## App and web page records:
------------------------------

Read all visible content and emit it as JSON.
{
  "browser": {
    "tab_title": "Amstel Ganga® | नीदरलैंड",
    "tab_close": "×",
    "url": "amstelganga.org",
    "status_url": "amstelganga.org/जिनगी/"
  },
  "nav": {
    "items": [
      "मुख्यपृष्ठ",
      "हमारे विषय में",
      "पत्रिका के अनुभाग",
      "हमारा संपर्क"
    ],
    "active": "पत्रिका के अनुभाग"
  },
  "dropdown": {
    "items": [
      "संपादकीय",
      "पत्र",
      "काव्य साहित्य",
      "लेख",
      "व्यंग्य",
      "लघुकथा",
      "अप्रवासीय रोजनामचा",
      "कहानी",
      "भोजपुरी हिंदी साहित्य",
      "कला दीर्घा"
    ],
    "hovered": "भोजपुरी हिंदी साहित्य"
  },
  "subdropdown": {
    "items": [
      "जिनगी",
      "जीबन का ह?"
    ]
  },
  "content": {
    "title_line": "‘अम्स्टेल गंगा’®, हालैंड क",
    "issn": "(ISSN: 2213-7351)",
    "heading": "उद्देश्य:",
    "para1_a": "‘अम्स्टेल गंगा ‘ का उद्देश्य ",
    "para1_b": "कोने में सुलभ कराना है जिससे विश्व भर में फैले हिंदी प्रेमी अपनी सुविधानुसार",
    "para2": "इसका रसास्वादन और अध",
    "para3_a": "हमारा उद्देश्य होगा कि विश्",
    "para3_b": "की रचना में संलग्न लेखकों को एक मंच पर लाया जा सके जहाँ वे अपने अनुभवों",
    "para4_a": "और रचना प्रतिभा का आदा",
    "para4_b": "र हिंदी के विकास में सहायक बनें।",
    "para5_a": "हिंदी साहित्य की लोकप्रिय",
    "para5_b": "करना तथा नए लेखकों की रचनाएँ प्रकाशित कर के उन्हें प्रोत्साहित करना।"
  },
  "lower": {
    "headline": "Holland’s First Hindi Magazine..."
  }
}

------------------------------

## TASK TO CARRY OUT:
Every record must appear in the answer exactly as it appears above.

## EXERCISE RESPONSE:
Read all visible content and emit it as JSON.
{
  "browser": {
    "tab_title": "Amstel Ganga® | नीदरलैंड",
    "tab_close": "×",
    "url": "amstelganga.org",
    "status_url": "amstelganga.org/जिनगी/"
  },
  "nav": {
    "items": [
      "मुख्यपृष्ठ",
      "हमारे विषय में",
      "पत्रिका के अनुभाग",
      "हमारा संपर्क"
    ],
    "active": "पत्रिका के अनुभाग"
  },
  "dropdown": {
    "items": [
      "संपादकीय",
      "पत्र",
      "काव्य साहित्य",
      "लेख",
      "व्यंग्य",
      "लघुकथा",
      "अप्रवासीय रोजनामचा",
      "कहानी",
      "भोजपुरी हिंदी साहित्य",
      "कला दीर्घा"
    ],
    "hovered": "भोजपुरी हिंदी साहित्य"
  },
  "subdropdown": {
    "items": [
      "जिनगी",
      "जीबन का ह?"
    ]
  },
  "content": {
    "title_line": "‘अम्स्टेल गंगा’®, हालैंड क",
    "issn": "(ISSN: 2213-7351)",
    "heading": "उद्देश्य:",
    "para1_a": "‘अम्स्टेल गंगा ‘ का उद्देश्य ",
    "para1_b": "कोने में सुलभ कराना है जिससे विश्व भर में फैले हिंदी प्रेमी अपनी सुविधानुसार",
    "para2": "इसका रसास्वादन और अध",
    "para3_a": "हमारा उद्देश्य होगा कि विश्",
    "para3_b": "की रचना में संलग्न लेखकों को एक मंच पर लाया जा सके जहाँ वे अपने अनुभवों",
    "para4_a": "और रचना प्रतिभा का आदा",
    "para4_b": "र हिंदी के विकास में सहायक बनें।",
    "para5_a": "हिंदी साहित्य की लोकप्रिय",
    "para5_b": "करना तथा नए लेखकों की रचनाएँ प्रकाशित कर के उन्हें प्रोत्साहित करना।"
  },
  "lower": {
    "headline": "Holland’s First Hindi Magazine..."
  }
}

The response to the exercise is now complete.